North America remains GM's stronghold, a market where the giant auto-maker derives a commanding 62% of its total sales revenues. Sales revenues in Europe come in a distant second at 13% of total revenue while South America accounts for 10% of its revenues. The rest of the company's international operations (Latin America, Asia-Pacific, Middle East and Africa) generate a further 10% of revenues.

High Customer Satisfaction Levels

Customer satisfaction is critical when in the auto industry. GM has been able to capitalize on the high popularity of its Chevrolet model that has helped it maintain a good customer satisfaction rating (see graph below) in the domestic US market.

(click to enlarge)

North American Market

Perhaps General Motors biggest worry is the shrinking earnings in its biggest market-North America. Profits in this market fell a worrying 14% to just $1.41 billion in the first-quarter alone. The falling profits in North America were brought about by a 12% production cut in its leading truck models.GM makes most of its money from SUV and truck sales. The lower profits were also occasioned by the restructuring of GM's manufacturing plants in anticipation of the planned manufacturing activity of GMC Sierra trucks and Chevrolet Silverado.

GM currently makes $1,747 profit on each vehicle it builds, down from $1,905 recorded last year.
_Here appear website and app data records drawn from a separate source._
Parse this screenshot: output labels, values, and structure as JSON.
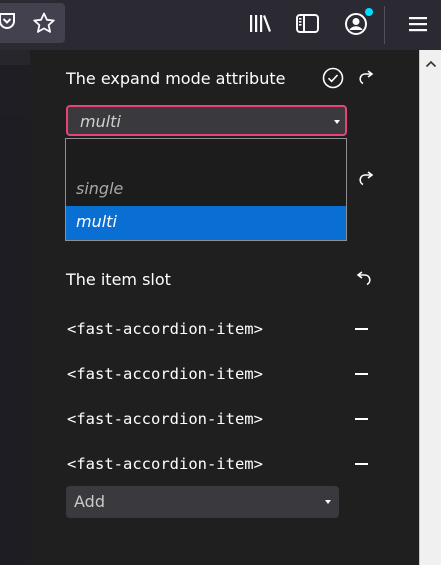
{
  "toolbar": {
    "icons": [
      "pocket-icon",
      "bookmark-star-icon",
      "library-icon",
      "sidebar-icon",
      "account-icon",
      "menu-icon"
    ]
  },
  "panel": {
    "expand_mode": {
      "label": "The expand mode attribute",
      "selected": "multi",
      "options": [
        "",
        "single",
        "multi"
      ]
    },
    "item_slot": {
      "label": "The item slot",
      "items": [
        "<fast-accordion-item>",
        "<fast-accordion-item>",
        "<fast-accordion-item>",
        "<fast-accordion-item>"
      ],
      "add_label": "Add"
    }
  },
  "colors": {
    "select_border": "#e5437a",
    "option_highlight": "#0a6fd2",
    "panel_bg": "#1f1f1f",
    "toolbar_bg": "#2b2a33"
  }
}
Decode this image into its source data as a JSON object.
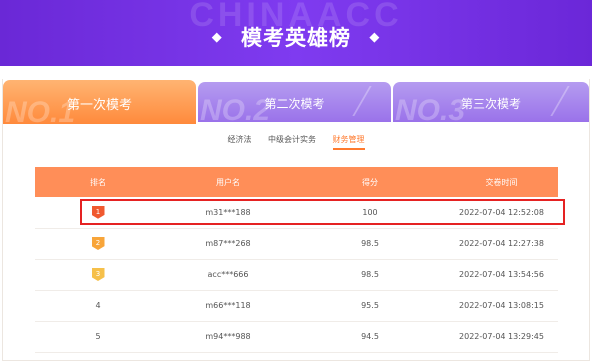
{
  "banner": {
    "watermark": "CHINAACC",
    "title": "模考英雄榜",
    "diamond": "◆"
  },
  "tabs": [
    {
      "label": "第一次模考",
      "watermark": "NO.1",
      "active": true
    },
    {
      "label": "第二次模考",
      "watermark": "NO.2",
      "active": false
    },
    {
      "label": "第三次模考",
      "watermark": "NO.3",
      "active": false
    }
  ],
  "subtabs": [
    {
      "label": "经济法",
      "active": false
    },
    {
      "label": "中级会计实务",
      "active": false
    },
    {
      "label": "财务管理",
      "active": true
    }
  ],
  "table": {
    "headers": [
      "排名",
      "用户名",
      "得分",
      "交卷时间"
    ],
    "rows": [
      {
        "rank": "1",
        "user": "m31***188",
        "score": "100",
        "time": "2022-07-04 12:52:08"
      },
      {
        "rank": "2",
        "user": "m87***268",
        "score": "98.5",
        "time": "2022-07-04 12:27:38"
      },
      {
        "rank": "3",
        "user": "acc***666",
        "score": "98.5",
        "time": "2022-07-04 13:54:56"
      },
      {
        "rank": "4",
        "user": "m66***118",
        "score": "95.5",
        "time": "2022-07-04 13:08:15"
      },
      {
        "rank": "5",
        "user": "m94***988",
        "score": "94.5",
        "time": "2022-07-04 13:29:45"
      }
    ]
  },
  "colors": {
    "banner": "#7232e0",
    "active_tab": "#ff8a3c",
    "inactive_tab": "#9a72ea",
    "table_header": "#ff8e58",
    "highlight_border": "#e52222"
  }
}
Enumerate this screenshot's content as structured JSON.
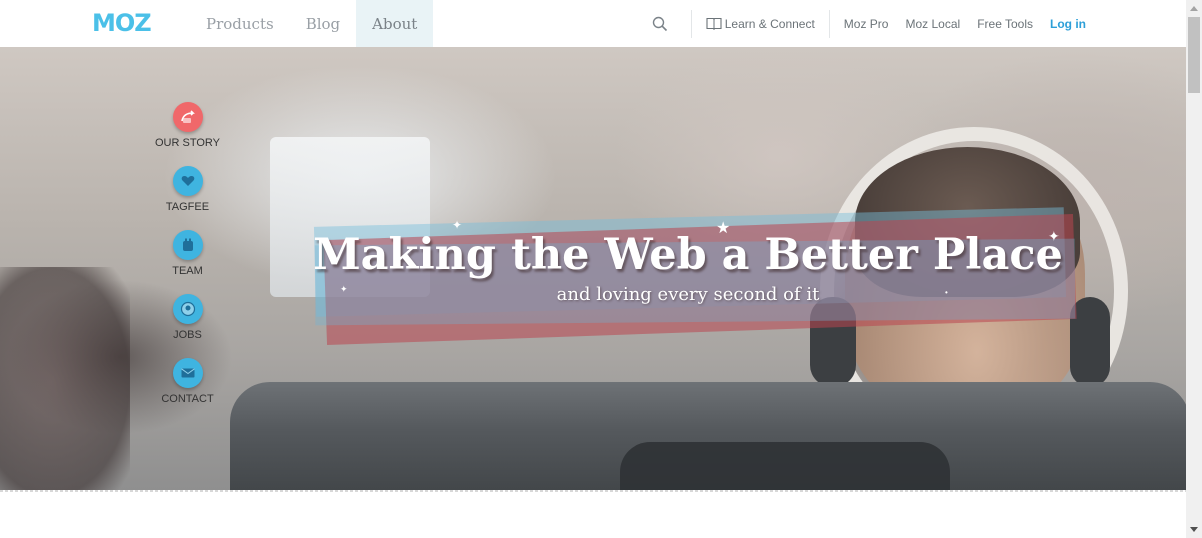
{
  "header": {
    "logo_text": "MOZ",
    "nav": [
      {
        "label": "Products"
      },
      {
        "label": "Blog"
      },
      {
        "label": "About",
        "active": true
      }
    ],
    "search_icon": "search-icon",
    "learn_label": "Learn & Connect",
    "links": [
      "Moz Pro",
      "Moz Local",
      "Free Tools"
    ],
    "login_label": "Log in"
  },
  "hero": {
    "title": "Making the Web a Better Place",
    "subtitle": "and loving every second of it"
  },
  "sidenav": [
    {
      "label": "OUR STORY",
      "icon": "story-icon",
      "color": "#f0686a"
    },
    {
      "label": "TAGFEE",
      "icon": "heart-icon",
      "color": "#3fb4e0"
    },
    {
      "label": "TEAM",
      "icon": "team-icon",
      "color": "#3fb4e0"
    },
    {
      "label": "JOBS",
      "icon": "jobs-icon",
      "color": "#3fb4e0"
    },
    {
      "label": "CONTACT",
      "icon": "mail-icon",
      "color": "#3fb4e0"
    }
  ],
  "colors": {
    "brand": "#4bc0e8",
    "login": "#2d9fd8",
    "active_tab_bg": "#e9f3f6"
  }
}
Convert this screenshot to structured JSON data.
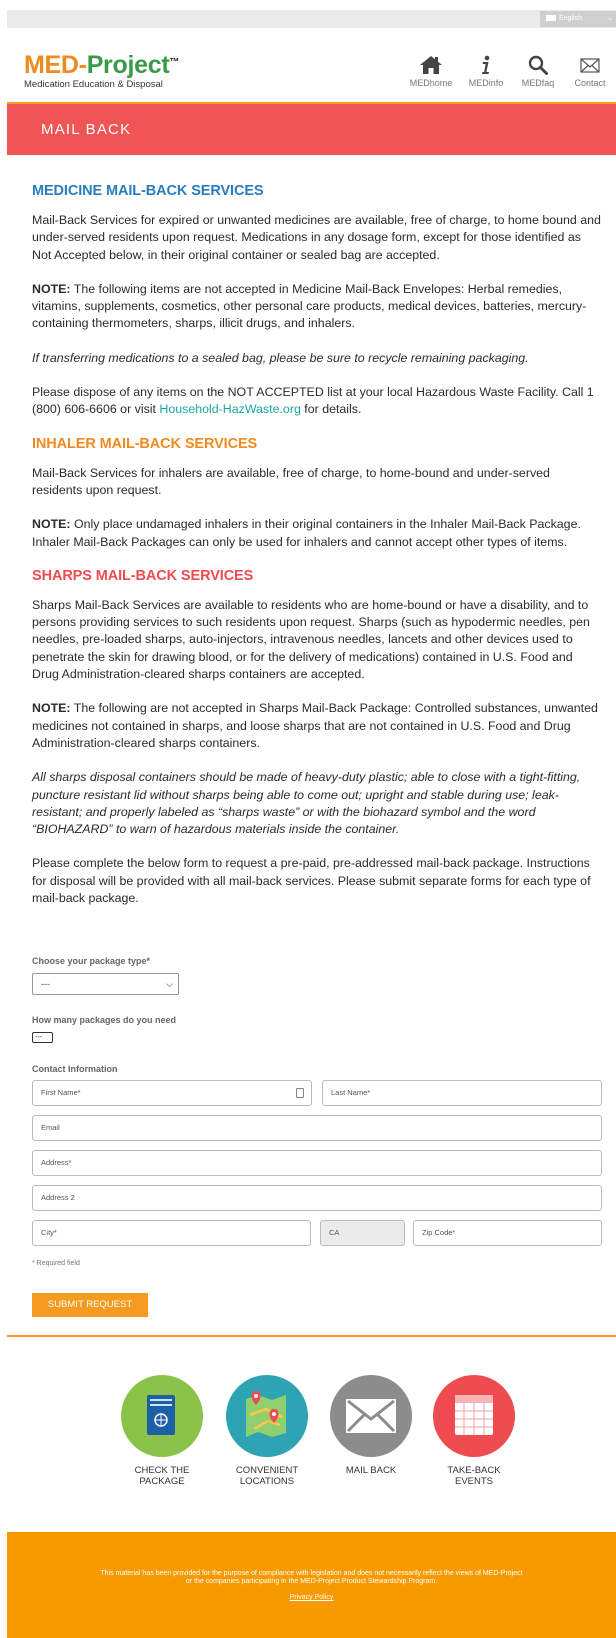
{
  "topbar": {
    "language": "English"
  },
  "logo": {
    "title_med": "MED-",
    "title_project": "Project",
    "trademark": "™",
    "subtitle": "Medication Education & Disposal"
  },
  "nav": [
    {
      "label": "MEDhome",
      "icon": "home-icon"
    },
    {
      "label": "MEDinfo",
      "icon": "info-icon"
    },
    {
      "label": "MEDfaq",
      "icon": "search-icon"
    },
    {
      "label": "Contact",
      "icon": "envelope-icon"
    }
  ],
  "banner": {
    "title": "MAIL BACK"
  },
  "sections": {
    "medicine": {
      "heading": "MEDICINE MAIL-BACK SERVICES",
      "p1": "Mail-Back Services for expired or unwanted medicines are available, free of charge, to home bound and under-served residents upon request. Medications in any dosage form, except for those identified as Not Accepted below, in their original container or sealed bag are accepted.",
      "note_label": "NOTE:",
      "note": " The following items are not accepted in Medicine Mail-Back Envelopes: Herbal remedies, vitamins, supplements, cosmetics, other personal care products, medical devices, batteries, mercury-containing thermometers, sharps, illicit drugs, and inhalers.",
      "italic": "If transferring medications to a sealed bag, please be sure to recycle remaining packaging.",
      "dispose_before": "Please dispose of any items on the NOT ACCEPTED list at your local Hazardous Waste Facility. Call 1 (800) 606-6606 or visit ",
      "dispose_link": "Household-HazWaste.org",
      "dispose_after": " for details."
    },
    "inhaler": {
      "heading": "INHALER MAIL-BACK SERVICES",
      "p1": "Mail-Back Services for inhalers are available, free of charge, to home-bound and under-served residents upon request.",
      "note_label": "NOTE:",
      "note": " Only place undamaged inhalers in their original containers in the Inhaler Mail-Back Package. Inhaler Mail-Back Packages can only be used for inhalers and cannot accept other types of items."
    },
    "sharps": {
      "heading": "SHARPS MAIL-BACK SERVICES",
      "p1": "Sharps Mail-Back Services are available to residents who are home-bound or have a disability, and to persons providing services to such residents upon request. Sharps (such as hypodermic needles, pen needles, pre-loaded sharps, auto-injectors, intravenous needles, lancets and other devices used to penetrate the skin for drawing blood, or for the delivery of medications) contained in U.S. Food and Drug Administration-cleared sharps containers are accepted.",
      "note_label": "NOTE:",
      "note": " The following are not accepted in Sharps Mail-Back Package: Controlled substances, unwanted medicines not contained in sharps, and loose sharps that are not contained in U.S. Food and Drug Administration-cleared sharps containers.",
      "italic": "All sharps disposal containers should be made of heavy-duty plastic; able to close with a tight-fitting, puncture resistant lid without sharps being able to come out; upright and stable during use; leak-resistant; and properly labeled as “sharps waste” or with the biohazard symbol and the word “BIOHAZARD” to warn of hazardous materials inside the container.",
      "form_intro": "Please complete the below form to request a pre-paid, pre-addressed mail-back package. Instructions for disposal will be provided with all mail-back services. Please submit separate forms for each type of mail-back package."
    }
  },
  "form": {
    "package_type_label": "Choose your package type*",
    "package_type_value": "---",
    "quantity_label": "How many packages do you need",
    "quantity_value": "---",
    "contact_label": "Contact Information",
    "first_name": "First Name*",
    "last_name": "Last Name*",
    "email": "Email",
    "address": "Address*",
    "address2": "Address 2",
    "city": "City*",
    "state": "CA",
    "zip": "Zip Code*",
    "required_note": "* Required field",
    "submit": "SUBMIT REQUEST"
  },
  "features": [
    {
      "label_line1": "CHECK THE",
      "label_line2": "PACKAGE",
      "icon": "package-icon",
      "color": "#8bc34a"
    },
    {
      "label_line1": "CONVENIENT",
      "label_line2": "LOCATIONS",
      "icon": "map-icon",
      "color": "#2ea3b4"
    },
    {
      "label_line1": "MAIL BACK",
      "label_line2": "",
      "icon": "mail-icon",
      "color": "#8c8c8c"
    },
    {
      "label_line1": "TAKE-BACK",
      "label_line2": "EVENTS",
      "icon": "calendar-icon",
      "color": "#ee4c50"
    }
  ],
  "footer": {
    "text": "This material has been provided for the purpose of compliance with legislation and does not necessarily reflect the views of MED-Project or the companies participating in the MED-Project Product Stewardship Program.",
    "privacy": "Privacy Policy"
  },
  "colors": {
    "orange": "#f79a20",
    "banner_red": "#f05454",
    "blue": "#2b7cbf",
    "green": "#3a9a47",
    "teal_link": "#1aa79c"
  }
}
This is due to the huge incentives offered by the automaker in a bid to clear off its inventories in preparation for summer sales. In comparison, Ford Motors managed to eke out a $3,114 profit from every vehicle it sold in North America last quarter. Its European operations, however, fared much worse than GM's and returned a $462 loss compared to the latter's $175 million loss.

Rising sales in the US and China
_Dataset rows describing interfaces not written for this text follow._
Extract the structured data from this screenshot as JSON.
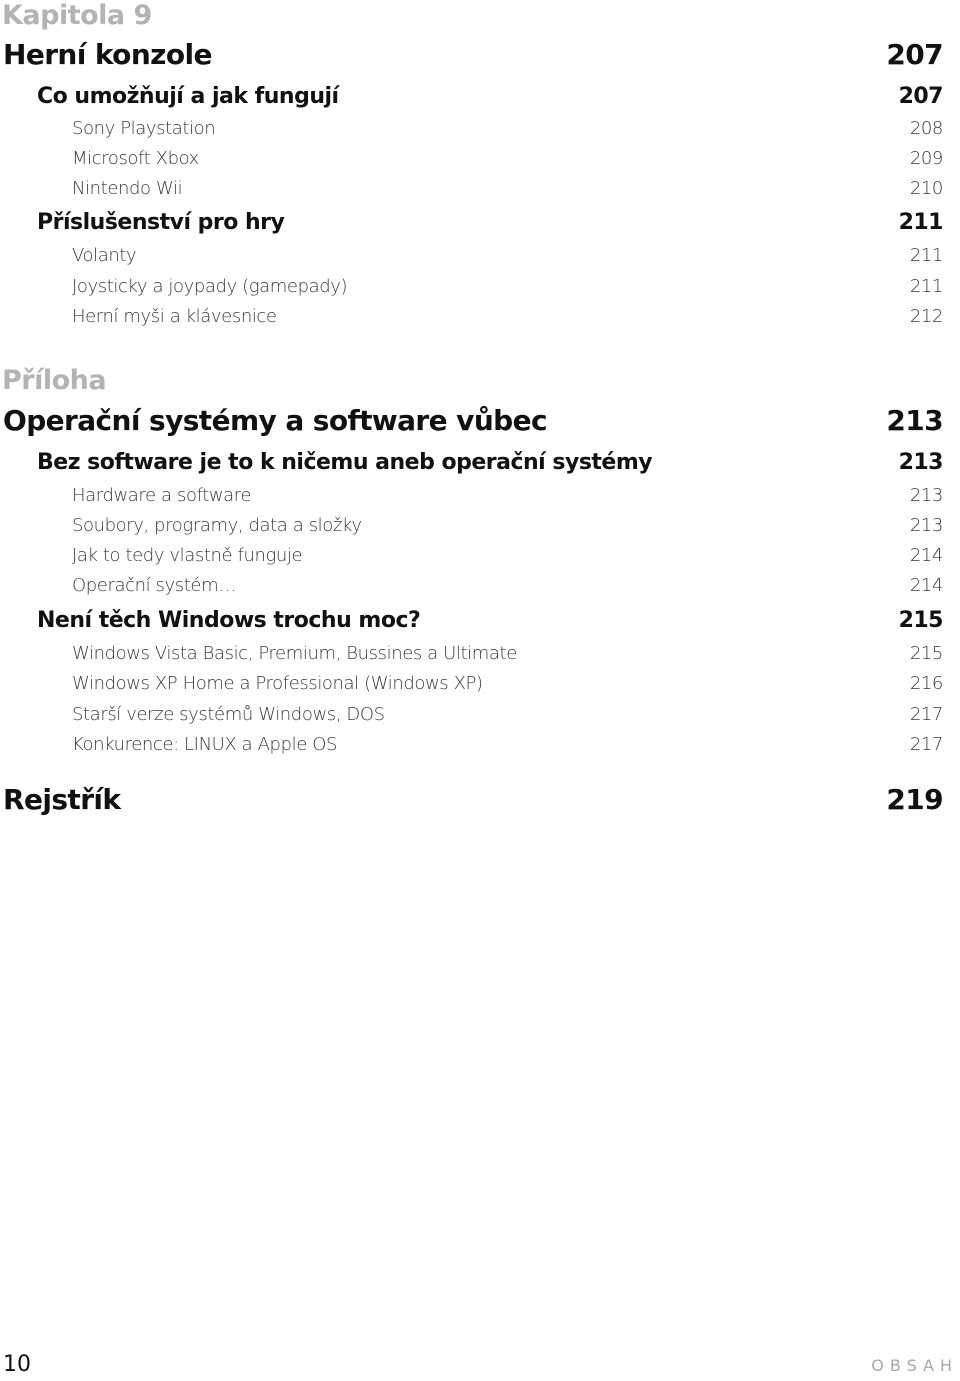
{
  "appendix_label_1": "Kapitola 9",
  "appendix_label_2": "Příloha",
  "toc": {
    "chapter9": {
      "title": "Herní konzole",
      "page": "207",
      "sections": [
        {
          "title": "Co umožňují a jak fungují",
          "page": "207",
          "items": [
            {
              "title": "Sony Playstation",
              "page": "208"
            },
            {
              "title": "Microsoft Xbox",
              "page": "209"
            },
            {
              "title": "Nintendo Wii",
              "page": "210"
            }
          ]
        },
        {
          "title": "Příslušenství pro hry",
          "page": "211",
          "items": [
            {
              "title": "Volanty",
              "page": "211"
            },
            {
              "title": "Joysticky a joypady (gamepady)",
              "page": "211"
            },
            {
              "title": "Herní myši a klávesnice",
              "page": "212"
            }
          ]
        }
      ]
    },
    "appendix": {
      "title": "Operační systémy a software vůbec",
      "page": "213",
      "sections": [
        {
          "title": "Bez software je to k ničemu aneb operační systémy",
          "page": "213",
          "items": [
            {
              "title": "Hardware a software",
              "page": "213"
            },
            {
              "title": "Soubory, programy, data a složky",
              "page": "213"
            },
            {
              "title": "Jak to tedy vlastně funguje",
              "page": "214"
            },
            {
              "title": "Operační systém…",
              "page": "214"
            }
          ]
        },
        {
          "title": "Není těch Windows trochu moc?",
          "page": "215",
          "items": [
            {
              "title": "Windows Vista Basic, Premium, Bussines a Ultimate",
              "page": "215"
            },
            {
              "title": "Windows XP Home a Professional (Windows XP)",
              "page": "216"
            },
            {
              "title": "Starší verze systémů Windows, DOS",
              "page": "217"
            },
            {
              "title": "Konkurence: LINUX a Apple OS",
              "page": "217"
            }
          ]
        }
      ]
    },
    "index": {
      "title": "Rejstřík",
      "page": "219"
    }
  },
  "footer": {
    "page_number": "10",
    "section_label": "OBSAH"
  }
}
China remains GM's most promising market. Its sales jumped 10.6% compared to last year. Even more notable is the fact that GM piped its major rival Volkswagen (NYSE:AG) in the Chinese market in the quarter after selling 1.57 million units compared to Volkswagen's 1.54 million units.

The demand for pickup trucks in the US rose sharply by 8% in June 2013 compared to last year fueled by growing housing demand.

The China gains are significant, considering that Toyota seems to be losing traction there.

Future Catalysts

Wall Street expects General Motors' financial performance to improve for the remaining second half of 2013, driven by GM's introduction of 13 new Chevrolet models in the U.S. as well as an additional 12 new models in other regions around the world. General Motor recently announced that it intends to operationalize 4 new plants in China by late 2015. This will boost overall production by at least 30% or 5 million units.

In a move aimed at trimming its losses in the European market, GM plans to close down its German factories in 2016 due to a slackening demand that has shown no signs of receding for six straight years. GM is also shifting its Opel Mokka production facility from its current South Korea location to Spain. Opel is GM's loss-leader in the European market. This might not be enough to completely turn around the company's European market; at least not according a research done by Barclays which revealed that GM is likely to face sequential deterioration in its European market with a few potential upsides that might be realized due to better pricing, improved inventory health and incremental production.

GM continued to show why it is regarded as the top-dog, as far as heavy duty trucks are concerned, when it unveiled its 2015 Chevrolet Silverado HD and the GMC Sierra Denali HD. During the Texas State Fair.

Final Words

GM seems well-positioned to gain a more competitive edge in the increasingly lucrative emerging markets, particularly China, where demand is steadily growing. The ongoing improvement in sales volumes and better pricing will significantly improve the automaker's bottom-line. GM's European market segment is also gradually cutting its losses and might rebound around 2015. Demand for light trucks in the US is growing at a healthy pace. GM looks set to make a major comeback in the space of just a few years.

Source: General Motors: Higher Prices And Improving Volumes A Positive Signal